• _Aim of the task_: Every entry needs to be duplicated exactly.

*** Provided entries

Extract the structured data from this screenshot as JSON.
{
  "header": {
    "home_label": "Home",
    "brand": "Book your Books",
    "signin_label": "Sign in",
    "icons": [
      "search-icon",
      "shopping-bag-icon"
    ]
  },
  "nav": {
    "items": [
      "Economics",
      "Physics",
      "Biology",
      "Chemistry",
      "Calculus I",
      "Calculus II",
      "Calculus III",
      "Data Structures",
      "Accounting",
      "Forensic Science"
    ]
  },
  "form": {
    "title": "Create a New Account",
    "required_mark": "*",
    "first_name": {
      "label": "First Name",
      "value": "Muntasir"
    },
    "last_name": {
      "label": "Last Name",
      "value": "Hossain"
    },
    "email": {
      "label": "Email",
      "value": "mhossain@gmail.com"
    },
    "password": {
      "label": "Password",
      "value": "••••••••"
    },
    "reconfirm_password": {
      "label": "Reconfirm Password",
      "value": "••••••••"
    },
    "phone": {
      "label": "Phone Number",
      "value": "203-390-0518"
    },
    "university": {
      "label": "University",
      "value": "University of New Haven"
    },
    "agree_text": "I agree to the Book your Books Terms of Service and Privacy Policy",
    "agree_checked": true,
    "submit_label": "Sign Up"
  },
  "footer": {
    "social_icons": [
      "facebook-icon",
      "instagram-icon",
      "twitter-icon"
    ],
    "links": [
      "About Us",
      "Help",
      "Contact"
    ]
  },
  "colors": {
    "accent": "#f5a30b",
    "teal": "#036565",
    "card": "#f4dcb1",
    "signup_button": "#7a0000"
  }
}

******

• _Solution to this exercise_:
Extract the structured data from this screenshot as JSON.
{
  "header": {
    "home_label": "Home",
    "brand": "Book your Books",
    "signin_label": "Sign in",
    "icons": [
      "search-icon",
      "shopping-bag-icon"
    ]
  },
  "nav": {
    "items": [
      "Economics",
      "Physics",
      "Biology",
      "Chemistry",
      "Calculus I",
      "Calculus II",
      "Calculus III",
      "Data Structures",
      "Accounting",
      "Forensic Science"
    ]
  },
  "form": {
    "title": "Create a New Account",
    "required_mark": "*",
    "first_name": {
      "label": "First Name",
      "value": "Muntasir"
    },
    "last_name": {
      "label": "Last Name",
      "value": "Hossain"
    },
    "email": {
      "label": "Email",
      "value": "mhossain@gmail.com"
    },
    "password": {
      "label": "Password",
      "value": "••••••••"
    },
    "reconfirm_password": {
      "label": "Reconfirm Password",
      "value": "••••••••"
    },
    "phone": {
      "label": "Phone Number",
      "value": "203-390-0518"
    },
    "university": {
      "label": "University",
      "value": "University of New Haven"
    },
    "agree_text": "I agree to the Book your Books Terms of Service and Privacy Policy",
    "agree_checked": true,
    "submit_label": "Sign Up"
  },
  "footer": {
    "social_icons": [
      "facebook-icon",
      "instagram-icon",
      "twitter-icon"
    ],
    "links": [
      "About Us",
      "Help",
      "Contact"
    ]
  },
  "colors": {
    "accent": "#f5a30b",
    "teal": "#036565",
    "card": "#f4dcb1",
    "signup_button": "#7a0000"
  }
}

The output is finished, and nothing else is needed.